▸ Task data
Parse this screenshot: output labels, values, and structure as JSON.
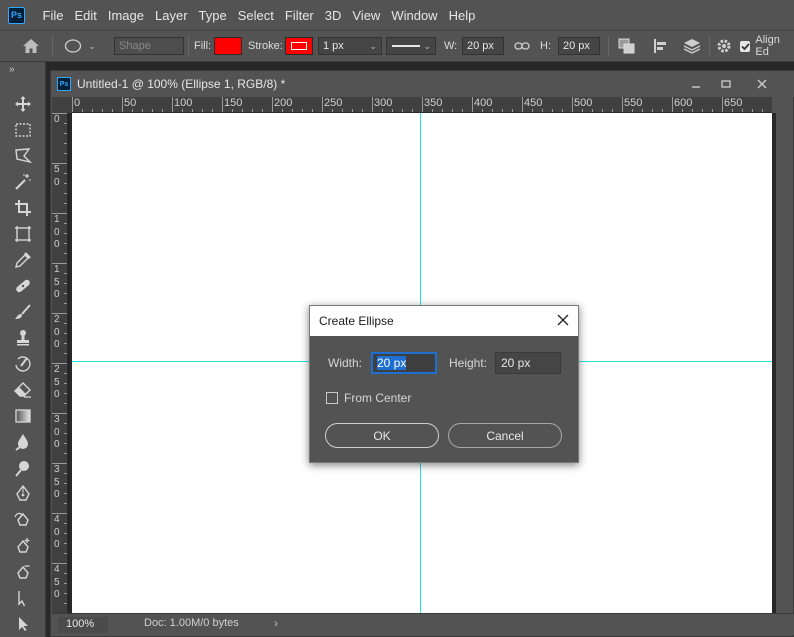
{
  "menubar": {
    "logo": "Ps",
    "items": [
      "File",
      "Edit",
      "Image",
      "Layer",
      "Type",
      "Select",
      "Filter",
      "3D",
      "View",
      "Window",
      "Help"
    ]
  },
  "options": {
    "mode": "Shape",
    "fill_label": "Fill:",
    "fill_color": "#ff0000",
    "stroke_label": "Stroke:",
    "stroke_color": "#ff0000",
    "stroke_width": "1 px",
    "w_label": "W:",
    "w_value": "20 px",
    "h_label": "H:",
    "h_value": "20 px",
    "align_edges": "Align Ed"
  },
  "toolbox": {
    "collapse": "»",
    "tools": [
      "move-tool",
      "rectangular-marquee-tool",
      "lasso-tool",
      "magic-wand-tool",
      "crop-tool",
      "frame-tool",
      "eyedropper-tool",
      "healing-brush-tool",
      "brush-tool",
      "clone-stamp-tool",
      "history-brush-tool",
      "eraser-tool",
      "gradient-tool",
      "blur-tool",
      "dodge-tool",
      "pen-tool",
      "freeform-pen-tool",
      "add-anchor-point-tool",
      "delete-anchor-point-tool",
      "path-selection-tool",
      "direct-selection-tool"
    ]
  },
  "document": {
    "logo": "Ps",
    "title": "Untitled-1 @ 100% (Ellipse 1, RGB/8) *",
    "h_ruler": [
      "0",
      "50",
      "100",
      "150",
      "200",
      "250",
      "300",
      "350",
      "400",
      "450",
      "500",
      "550",
      "600",
      "650"
    ],
    "v_ruler": [
      "0",
      "5\n0",
      "1\n0\n0",
      "1\n5\n0",
      "2\n0\n0",
      "2\n5\n0",
      "3\n0\n0",
      "3\n5\n0",
      "4\n0\n0",
      "4\n5\n0"
    ],
    "zoom": "100%",
    "doc_info": "Doc: 1.00M/0 bytes",
    "status_arrow": "›"
  },
  "dialog": {
    "title": "Create Ellipse",
    "width_label": "Width:",
    "width_value": "20 px",
    "height_label": "Height:",
    "height_value": "20 px",
    "from_center_label": "From Center",
    "from_center_checked": false,
    "ok_label": "OK",
    "cancel_label": "Cancel"
  }
}
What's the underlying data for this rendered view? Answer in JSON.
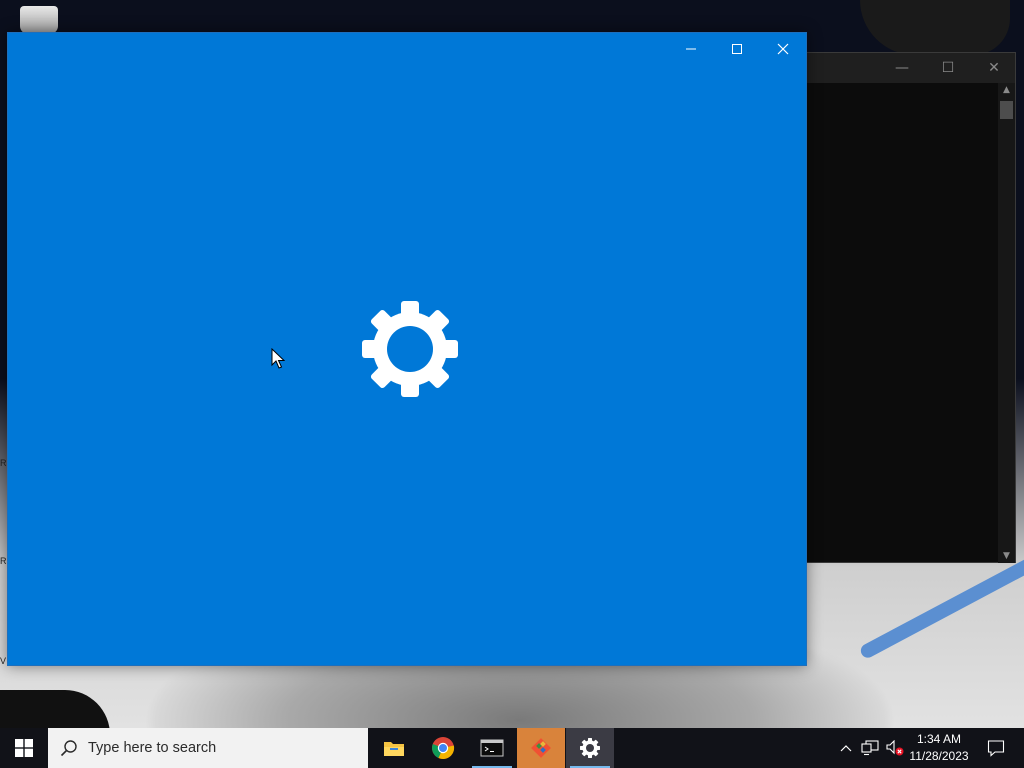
{
  "desktop": {
    "icons": [
      "recycle-bin-icon"
    ]
  },
  "console_window": {
    "controls": {
      "minimize": "—",
      "maximize": "☐",
      "close": "✕"
    },
    "scroll": {
      "up": "▲",
      "down": "▼"
    }
  },
  "settings_window": {
    "app": "Settings",
    "state": "loading splash",
    "background_color": "#0078d7",
    "icon": "gear-icon",
    "controls": [
      "minimize",
      "maximize",
      "close"
    ]
  },
  "taskbar": {
    "start_icon": "windows-logo-icon",
    "search": {
      "placeholder": "Type here to search",
      "icon": "search-icon"
    },
    "apps": [
      {
        "name": "File Explorer",
        "icon": "folder-icon"
      },
      {
        "name": "Google Chrome",
        "icon": "chrome-icon"
      },
      {
        "name": "Command Prompt",
        "icon": "terminal-icon"
      },
      {
        "name": "Git",
        "icon": "git-icon"
      },
      {
        "name": "Settings",
        "icon": "gear-icon"
      }
    ],
    "tray": {
      "icons": [
        "chevron-up-icon",
        "network-icon",
        "volume-muted-icon"
      ],
      "time": "1:34 AM",
      "date": "11/28/2023",
      "notification_icon": "notification-icon"
    }
  },
  "colors": {
    "settings_blue": "#0078d7",
    "taskbar": "#111218",
    "search_box": "#f2f2f2",
    "active_underline": "#76b9ed",
    "git_highlight": "#d9833b"
  }
}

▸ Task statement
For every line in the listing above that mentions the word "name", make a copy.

▸ Solved exercise
        "name": "File Explorer",
        "name": "Google Chrome",
        "name": "Command Prompt",
        "name": "Git",
        "name": "Settings",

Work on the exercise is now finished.